Market Monitors in Electric Power Markets, Ii

Michael Giberson

Not much analytical work has be published looking at the role of market monitors in regional power markets. One of the few pieces to be published in the trade press was an article by Prof. Robert Michaels in Public Utilities Fortnightly, “Watching the Watchers: Can RTO market monitors really be independent?

Writing in 2003, Michaels calls market monitoring institutions (MMIs) a “a novel regulatory tool never before contemplated in legislation,” and says “no regulatory institution has ever achieved so much centrality with so little forethought.”

Market monitoring is generally presented as a pro-consumer institution that complements government regulatory oversight. Michaels said in the case of the California Independent System Operator and the now-defunct Calfornia Power Exchange, history suggests an alternative interpretation.

Michaels wrote:

Ideally, an MMI would originate in a structured regulatory rulemaking where representatives of all affected interests could provide their views. In reality, it arrived in a docket, and not as a response to concerns by potential victims of monopoly. California’s three large corporate utilities introduced MMIs in their 1996 application for market-based rates in the Power Exchange and ISO. … Numerous parties testified about market power, but none independently suggested that MMIs be formed. Apparently few found it strange that regulators would rely on a watchdog institution proposed by the utilities whose market power was at issue.

Michaels illustrates his views with an examination of market monitors’ views toward virtual trading — allowing traders the ability to submit “virtual” bids and offers into the day-ahead market that will be cashed out without delivery in the real-time market.
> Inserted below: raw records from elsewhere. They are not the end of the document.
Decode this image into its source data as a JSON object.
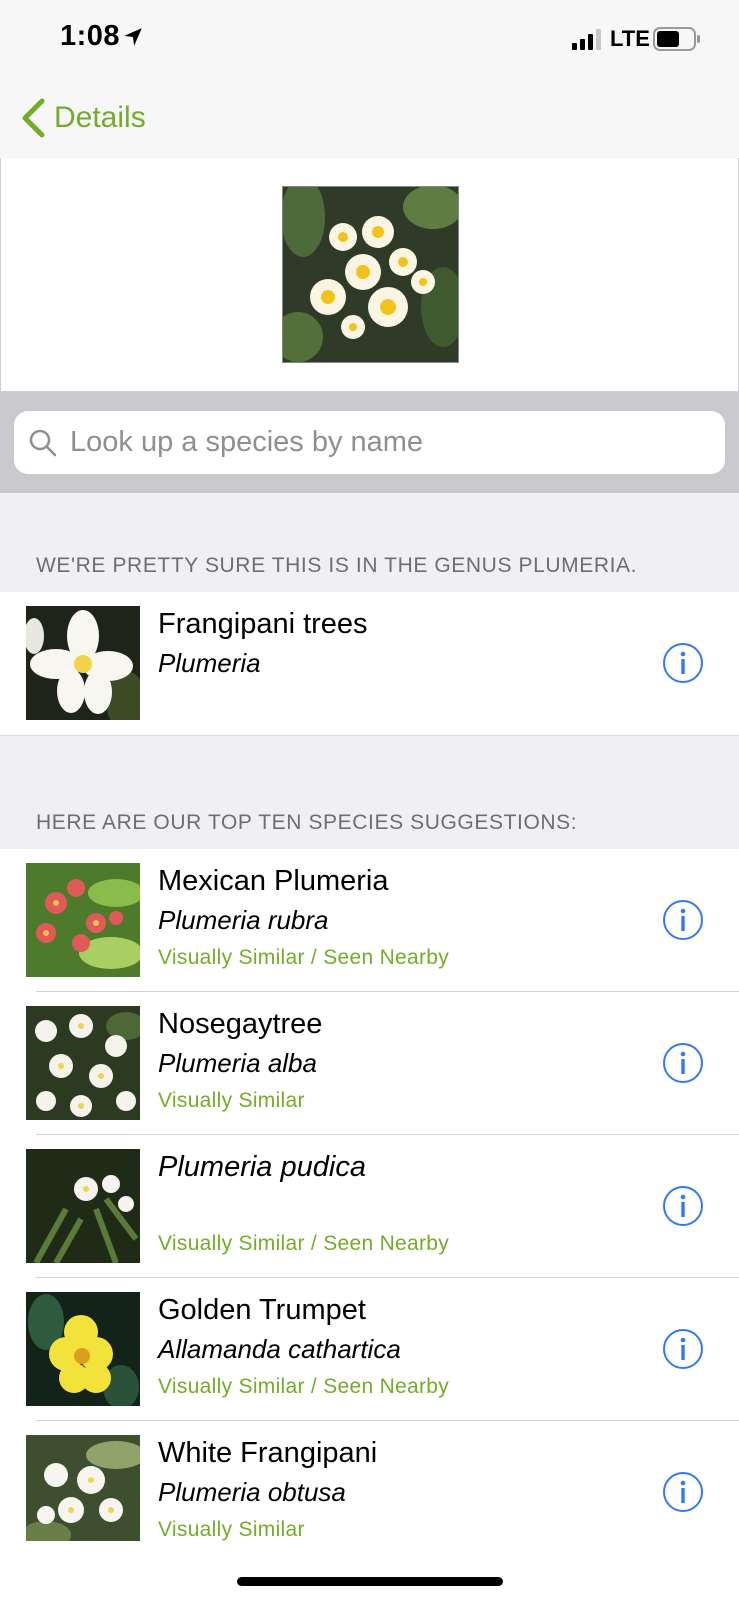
{
  "status_bar": {
    "time": "1:08",
    "network": "LTE",
    "icons": [
      "location-arrow-icon",
      "signal-bars-icon",
      "battery-icon"
    ]
  },
  "nav": {
    "back_label": "Details",
    "accent_color": "#74ac2a"
  },
  "search": {
    "placeholder": "Look up a species by name",
    "value": ""
  },
  "genus_section": {
    "header": "WE'RE PRETTY SURE THIS IS IN THE GENUS PLUMERIA.",
    "item": {
      "common_name": "Frangipani trees",
      "scientific_name": "Plumeria"
    }
  },
  "suggestions_section": {
    "header": "HERE ARE OUR TOP TEN SPECIES SUGGESTIONS:",
    "items": [
      {
        "common_name": "Mexican Plumeria",
        "scientific_name": "Plumeria rubra",
        "tag": "Visually Similar / Seen Nearby"
      },
      {
        "common_name": "Nosegaytree",
        "scientific_name": "Plumeria alba",
        "tag": "Visually Similar"
      },
      {
        "common_name": "Plumeria pudica",
        "scientific_name": "",
        "tag": "Visually Similar / Seen Nearby"
      },
      {
        "common_name": "Golden Trumpet",
        "scientific_name": "Allamanda cathartica",
        "tag": "Visually Similar / Seen Nearby"
      },
      {
        "common_name": "White Frangipani",
        "scientific_name": "Plumeria obtusa",
        "tag": "Visually Similar"
      }
    ]
  },
  "colors": {
    "info_icon": "#3478f6",
    "tag_text": "#74ac2a",
    "section_bg": "#efeff4"
  }
}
Virtual trading is now generally recognized to be an efficiency-enhancing market element, but as Michaels illustrates it has a contentious past.

While he tells some useful tales, however, at the end of his article his dissatisfaction with market monitoring in California lead him to suggest abandoning the institutional innovation. The monitors he trusts, he says, reside at the Federal Energy Regulatory Commission in Washington, D.C., and not at the integrated regional power markets.
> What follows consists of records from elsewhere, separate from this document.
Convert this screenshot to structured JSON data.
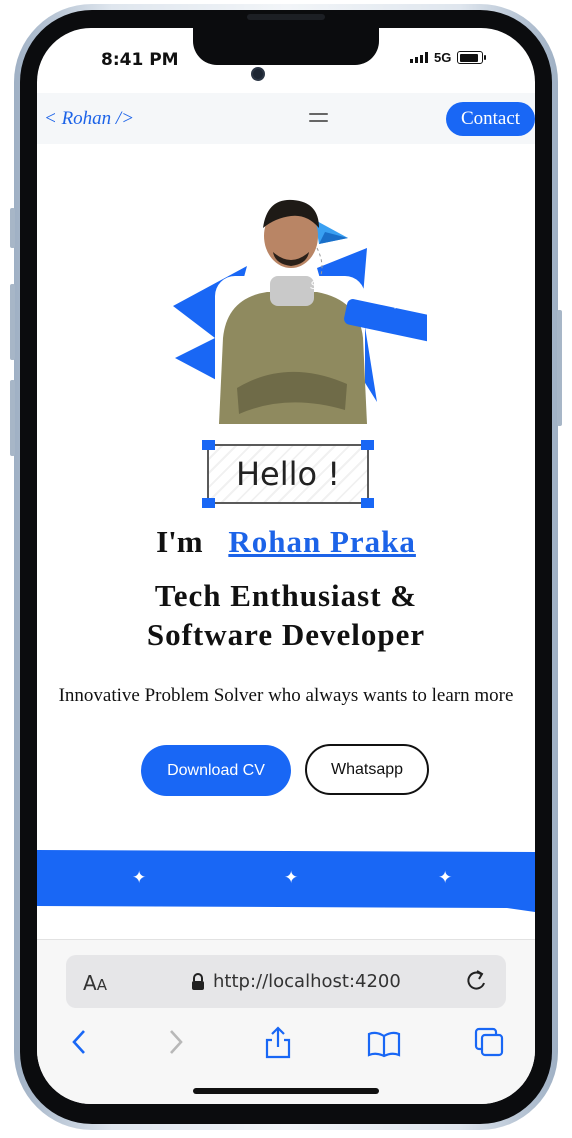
{
  "status_bar": {
    "time": "8:41 PM",
    "network": "5G"
  },
  "nav": {
    "brand": "< Rohan />",
    "contact_label": "Contact"
  },
  "hero": {
    "badge": "Software Developer",
    "hello": "Hello !",
    "intro_prefix": "I'm",
    "name": "Rohan Praka",
    "role_line1": "Tech Enthusiast &",
    "role_line2": "Software Developer",
    "tagline": "Innovative Problem Solver who always wants to learn more"
  },
  "buttons": {
    "download_cv": "Download CV",
    "whatsapp": "Whatsapp"
  },
  "safari": {
    "aa_big": "A",
    "aa_small": "A",
    "url": "http://localhost:4200"
  },
  "colors": {
    "accent": "#1967f5",
    "brand_text": "#1c63e8"
  }
}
Obviously this is a brave position for someone from California to be taking, especially in 2003, with the memories of the California market design failures of 2000-01 still prominent. But I think Michaels is jumping to the wrong conclusion.

In regulating the opportunistic behavior that threatens to undermine the value of integrated regional power markets, federal government has a role but it isn’t as market monitor. FERC should be the enforcer of contracts, an arbiter of disputes, a levier of fines, a promoter of competition and protector of interstate commerce. For reasons I explained yesterday, the network itself is in principle well positioned to be the primary defense against opportunistic activity within the network.